Saturday, July 27, 2019

Saturday, July 27, 2019, Byron Walden


Whew! Quite a different solving experience compared to yesterday. After I had gone once through all the acrosses and downs, I had the sum total of twelve letters in the grid: ROO (Hundred Acre Wood youngster), REEDY (High and thin, as a voice), and ERIC (George Orwell's real first name). However, even though faced with almost a totally blank grid, I HADFAITH that I would be able to FILET few more squares if I kept at it.
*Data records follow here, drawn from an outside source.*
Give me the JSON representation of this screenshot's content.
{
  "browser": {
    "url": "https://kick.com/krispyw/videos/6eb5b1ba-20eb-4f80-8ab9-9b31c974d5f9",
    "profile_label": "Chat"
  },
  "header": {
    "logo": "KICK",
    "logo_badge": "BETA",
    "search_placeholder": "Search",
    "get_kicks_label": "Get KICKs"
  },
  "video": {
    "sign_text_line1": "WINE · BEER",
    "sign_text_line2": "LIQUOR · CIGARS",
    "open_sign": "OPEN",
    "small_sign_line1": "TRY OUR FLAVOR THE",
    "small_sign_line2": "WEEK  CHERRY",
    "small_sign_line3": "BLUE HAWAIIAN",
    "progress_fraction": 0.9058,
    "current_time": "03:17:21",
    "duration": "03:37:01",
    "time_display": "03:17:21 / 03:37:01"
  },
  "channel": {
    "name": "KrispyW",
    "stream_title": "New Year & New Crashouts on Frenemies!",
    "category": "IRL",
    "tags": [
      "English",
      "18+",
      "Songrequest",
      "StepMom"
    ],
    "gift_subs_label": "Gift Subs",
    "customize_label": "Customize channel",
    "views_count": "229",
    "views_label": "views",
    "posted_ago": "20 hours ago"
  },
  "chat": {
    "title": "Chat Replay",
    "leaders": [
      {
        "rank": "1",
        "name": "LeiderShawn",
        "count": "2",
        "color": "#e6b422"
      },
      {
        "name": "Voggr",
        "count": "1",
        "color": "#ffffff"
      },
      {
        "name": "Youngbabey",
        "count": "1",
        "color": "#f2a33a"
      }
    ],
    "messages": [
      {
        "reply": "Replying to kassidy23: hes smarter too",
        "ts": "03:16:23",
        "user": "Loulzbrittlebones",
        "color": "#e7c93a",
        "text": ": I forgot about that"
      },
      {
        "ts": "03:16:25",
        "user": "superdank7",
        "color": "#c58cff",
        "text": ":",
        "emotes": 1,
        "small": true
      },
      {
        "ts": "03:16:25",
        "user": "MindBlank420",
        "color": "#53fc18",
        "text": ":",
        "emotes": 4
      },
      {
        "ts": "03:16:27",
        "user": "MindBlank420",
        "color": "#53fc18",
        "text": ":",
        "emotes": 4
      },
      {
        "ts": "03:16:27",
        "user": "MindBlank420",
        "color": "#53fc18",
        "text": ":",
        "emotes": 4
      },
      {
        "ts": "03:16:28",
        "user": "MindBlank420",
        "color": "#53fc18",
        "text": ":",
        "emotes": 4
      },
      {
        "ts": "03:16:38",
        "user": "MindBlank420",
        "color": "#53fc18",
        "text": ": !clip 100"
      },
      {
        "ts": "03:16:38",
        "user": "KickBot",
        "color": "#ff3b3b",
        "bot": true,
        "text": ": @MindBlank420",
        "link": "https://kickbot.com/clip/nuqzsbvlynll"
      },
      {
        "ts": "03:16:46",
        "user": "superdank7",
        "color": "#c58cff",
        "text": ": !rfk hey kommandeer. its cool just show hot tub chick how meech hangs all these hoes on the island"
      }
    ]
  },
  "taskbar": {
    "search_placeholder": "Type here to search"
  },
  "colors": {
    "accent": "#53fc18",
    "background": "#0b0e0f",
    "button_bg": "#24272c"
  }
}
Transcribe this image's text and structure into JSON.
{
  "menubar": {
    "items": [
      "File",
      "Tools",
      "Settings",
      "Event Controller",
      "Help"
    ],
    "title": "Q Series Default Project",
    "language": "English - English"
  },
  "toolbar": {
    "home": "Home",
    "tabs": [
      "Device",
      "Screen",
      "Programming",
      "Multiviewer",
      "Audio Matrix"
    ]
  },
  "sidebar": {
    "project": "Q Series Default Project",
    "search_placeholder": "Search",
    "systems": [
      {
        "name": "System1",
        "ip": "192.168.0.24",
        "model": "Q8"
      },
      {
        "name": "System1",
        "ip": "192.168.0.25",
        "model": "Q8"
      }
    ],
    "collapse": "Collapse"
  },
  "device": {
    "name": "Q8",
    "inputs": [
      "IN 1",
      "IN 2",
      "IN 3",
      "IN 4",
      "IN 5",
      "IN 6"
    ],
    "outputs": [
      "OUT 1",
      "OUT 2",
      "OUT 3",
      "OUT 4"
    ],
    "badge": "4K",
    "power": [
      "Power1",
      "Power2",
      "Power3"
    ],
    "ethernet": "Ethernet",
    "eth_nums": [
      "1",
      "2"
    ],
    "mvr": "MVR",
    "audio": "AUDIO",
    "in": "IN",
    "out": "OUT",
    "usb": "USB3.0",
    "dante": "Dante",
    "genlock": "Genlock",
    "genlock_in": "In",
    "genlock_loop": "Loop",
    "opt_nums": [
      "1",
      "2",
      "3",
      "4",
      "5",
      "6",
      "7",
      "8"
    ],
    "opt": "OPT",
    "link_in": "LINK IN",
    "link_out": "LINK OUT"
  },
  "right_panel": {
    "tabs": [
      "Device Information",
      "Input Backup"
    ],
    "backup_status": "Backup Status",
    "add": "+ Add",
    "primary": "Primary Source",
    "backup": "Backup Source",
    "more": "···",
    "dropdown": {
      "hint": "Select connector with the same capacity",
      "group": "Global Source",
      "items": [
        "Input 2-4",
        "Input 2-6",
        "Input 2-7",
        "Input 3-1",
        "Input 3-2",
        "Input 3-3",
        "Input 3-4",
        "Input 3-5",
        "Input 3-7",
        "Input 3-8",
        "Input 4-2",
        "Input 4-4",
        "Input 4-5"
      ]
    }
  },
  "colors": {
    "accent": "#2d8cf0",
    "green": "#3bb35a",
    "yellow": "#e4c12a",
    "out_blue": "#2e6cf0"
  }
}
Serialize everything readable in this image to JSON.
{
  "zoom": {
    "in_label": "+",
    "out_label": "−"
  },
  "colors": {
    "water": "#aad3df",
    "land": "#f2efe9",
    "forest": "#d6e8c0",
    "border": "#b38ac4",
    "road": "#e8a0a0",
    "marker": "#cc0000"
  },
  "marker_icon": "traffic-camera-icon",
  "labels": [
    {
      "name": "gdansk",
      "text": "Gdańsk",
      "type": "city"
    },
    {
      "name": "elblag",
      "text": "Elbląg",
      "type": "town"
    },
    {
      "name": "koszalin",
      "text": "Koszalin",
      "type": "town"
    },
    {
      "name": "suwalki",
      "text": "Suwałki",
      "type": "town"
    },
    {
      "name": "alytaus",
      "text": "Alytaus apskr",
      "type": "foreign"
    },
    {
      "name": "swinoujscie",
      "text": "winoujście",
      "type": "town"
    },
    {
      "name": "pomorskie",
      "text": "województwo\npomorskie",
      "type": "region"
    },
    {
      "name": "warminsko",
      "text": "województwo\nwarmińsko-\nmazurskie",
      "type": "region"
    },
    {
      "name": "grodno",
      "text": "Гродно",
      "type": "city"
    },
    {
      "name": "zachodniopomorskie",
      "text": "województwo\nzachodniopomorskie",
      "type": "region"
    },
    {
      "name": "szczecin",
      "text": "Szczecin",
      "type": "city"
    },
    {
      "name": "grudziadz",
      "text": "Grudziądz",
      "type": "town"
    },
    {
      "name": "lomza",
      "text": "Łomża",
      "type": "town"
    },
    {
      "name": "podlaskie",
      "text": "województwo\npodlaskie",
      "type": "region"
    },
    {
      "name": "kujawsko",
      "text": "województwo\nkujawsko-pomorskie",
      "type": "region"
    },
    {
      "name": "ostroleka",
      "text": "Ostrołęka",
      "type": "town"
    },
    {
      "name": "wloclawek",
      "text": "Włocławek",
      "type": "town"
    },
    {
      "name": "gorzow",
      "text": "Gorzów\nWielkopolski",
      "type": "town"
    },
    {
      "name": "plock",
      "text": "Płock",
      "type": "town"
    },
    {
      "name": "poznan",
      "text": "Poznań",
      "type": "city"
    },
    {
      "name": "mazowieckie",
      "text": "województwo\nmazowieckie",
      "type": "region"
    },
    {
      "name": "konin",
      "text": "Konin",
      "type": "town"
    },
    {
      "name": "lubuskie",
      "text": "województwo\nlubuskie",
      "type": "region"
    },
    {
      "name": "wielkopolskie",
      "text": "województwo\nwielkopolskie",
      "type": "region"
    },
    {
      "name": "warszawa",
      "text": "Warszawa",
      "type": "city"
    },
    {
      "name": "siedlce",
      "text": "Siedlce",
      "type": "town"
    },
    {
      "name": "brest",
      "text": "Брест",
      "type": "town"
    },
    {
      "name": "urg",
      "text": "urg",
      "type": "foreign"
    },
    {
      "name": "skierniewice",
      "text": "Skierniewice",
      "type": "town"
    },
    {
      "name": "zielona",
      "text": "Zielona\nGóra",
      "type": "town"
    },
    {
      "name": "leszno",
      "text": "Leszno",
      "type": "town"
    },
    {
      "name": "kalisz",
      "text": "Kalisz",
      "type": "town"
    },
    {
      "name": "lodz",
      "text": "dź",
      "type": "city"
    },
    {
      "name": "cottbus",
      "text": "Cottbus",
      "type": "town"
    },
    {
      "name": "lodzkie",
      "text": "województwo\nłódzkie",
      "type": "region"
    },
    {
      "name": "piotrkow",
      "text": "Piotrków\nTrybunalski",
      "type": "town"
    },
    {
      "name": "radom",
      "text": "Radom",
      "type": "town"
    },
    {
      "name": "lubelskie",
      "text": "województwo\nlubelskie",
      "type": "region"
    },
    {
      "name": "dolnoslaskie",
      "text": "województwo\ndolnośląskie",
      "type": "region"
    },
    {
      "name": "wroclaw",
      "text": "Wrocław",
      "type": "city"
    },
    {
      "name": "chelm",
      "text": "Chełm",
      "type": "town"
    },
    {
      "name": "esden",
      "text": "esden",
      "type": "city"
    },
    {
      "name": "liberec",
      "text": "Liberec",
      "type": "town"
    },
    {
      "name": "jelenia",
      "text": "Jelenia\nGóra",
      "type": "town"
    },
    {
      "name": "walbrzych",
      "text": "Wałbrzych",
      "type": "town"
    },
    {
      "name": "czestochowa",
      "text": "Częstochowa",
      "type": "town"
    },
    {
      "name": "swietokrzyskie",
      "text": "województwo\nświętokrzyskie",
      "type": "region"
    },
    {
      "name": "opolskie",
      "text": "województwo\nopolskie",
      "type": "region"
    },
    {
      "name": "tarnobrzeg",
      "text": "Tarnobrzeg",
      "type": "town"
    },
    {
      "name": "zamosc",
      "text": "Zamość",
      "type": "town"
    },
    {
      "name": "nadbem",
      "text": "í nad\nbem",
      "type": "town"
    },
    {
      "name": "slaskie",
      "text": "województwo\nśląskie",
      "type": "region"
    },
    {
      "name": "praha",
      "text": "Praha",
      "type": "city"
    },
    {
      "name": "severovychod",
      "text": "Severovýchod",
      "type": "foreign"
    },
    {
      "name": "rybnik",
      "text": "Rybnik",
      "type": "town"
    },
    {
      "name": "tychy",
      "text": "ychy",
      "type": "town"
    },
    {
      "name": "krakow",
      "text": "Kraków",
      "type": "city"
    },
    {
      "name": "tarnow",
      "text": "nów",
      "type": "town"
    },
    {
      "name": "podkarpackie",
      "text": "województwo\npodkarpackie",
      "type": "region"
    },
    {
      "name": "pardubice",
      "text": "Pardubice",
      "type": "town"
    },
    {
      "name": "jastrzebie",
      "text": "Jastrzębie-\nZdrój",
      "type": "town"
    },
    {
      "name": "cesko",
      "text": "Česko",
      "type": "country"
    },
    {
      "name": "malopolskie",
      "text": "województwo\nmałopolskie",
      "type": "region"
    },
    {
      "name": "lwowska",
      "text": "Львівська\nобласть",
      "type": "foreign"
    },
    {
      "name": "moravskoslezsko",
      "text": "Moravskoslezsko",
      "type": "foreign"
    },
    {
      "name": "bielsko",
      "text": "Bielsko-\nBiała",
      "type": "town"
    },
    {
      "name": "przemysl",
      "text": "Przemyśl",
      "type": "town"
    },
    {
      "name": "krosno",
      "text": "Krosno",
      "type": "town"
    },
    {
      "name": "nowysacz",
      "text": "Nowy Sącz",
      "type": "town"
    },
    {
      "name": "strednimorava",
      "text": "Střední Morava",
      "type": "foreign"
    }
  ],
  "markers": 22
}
I had to rely on the old trick of entering probable partials to make anything like a real start. I had no idea what "Manner of speaking in eastern Virginia" might be, but I had tried ASEC next to ERIC, which lead to 'CC' toward the end of the 17A slot, which lead me to hazard ACCENT. The same thing happened in the south with "Linguistic borrowing, as 'earworm' from 'Ohrwurm.'" Once I got a few letters in the south east, the partial TRANSLATION started to seem likely, so I put that in. I have the word "Rideau" in the clue "World capital on the Rideau canal" to thank for my ability to guess OTTAWA because, as you all know, I ken not geography. And so it went. Thanks to the partials, the right half of the grid fell, then I chipped away at the left. Color me surprised when I eventually finished in under an hour and without a FWOE! Although, as I thought more about it, maybe this is the kind of puzzle that makes FWOEs unlikely - besides typeFWOEs, which no one can control. When one is SLOWED by the level of difficulty and faced with so many long answers, maybe FWOEs become less likely.

Anyhoo, LETTUCE begin by pointing out some of the great clues that exploit the multiple meanings of English vocabulary. The abundance of same is what helped make this a tough, but satisfying Saturday solve:
Performance bonus (ENCORE) - excellent! This one took me forever!
Print alternative (CURSIVE)
Place for driving lessons (TEEBOX) - who knew such a thing existed?!?
Charged (RANAT)
Leveled (RAZED)
Checked out (EXAMINED)
Strips (REMOVES)
And how about BOING for "Spring report"? I didn't see that coming! Also, I love the word TRICE. You don't see that every day.


Probably the weakest clue is "Inits. in a bowling alley" (AMF), one of only two three-letter entries in the grid - who's going to argue with ROO? :) The pair Surmount/RESTON at 11D left me wondering if I was mis-parsing clue or answer. Those two don't seem like a match to me. And, although I appreciate the effort in "One who gets lots of tweets?", the answer, AVIARIST, seemed a bit of a lame duck. As I struggled to come up with that one, I thought to myself that a funny alternative might be "One who doesn't get a lot of tweets?" and the answer could be SYLVESTER. Don't laugh, I'm CERES.



  1. 12:45
    58 words! Like you, Frannie, I had disparate entries across the grid with little resembling a breakthrough. The SE corner was my true entry, with OPIATE, REEDY, and WELTER. Allowing me to get a meaningful foothold! I worked my way clockwise and finished in the NE. I love BOING! It was that wild surmise that allowed me to break the NW corner, although I didn't dare put it in until I convinced myself with ONEIDA and ICEDin (later changed to ICEDUP).

  2. 32:51
    BOING is a very bold start, and I'm with Frannie on TEEBOX, which is something I am unlikely to ever use. I didn't need to be reminded, however, of ASHLEE Simpson or, for that matter, BLUEBOTTLE. Shout out to SENARY!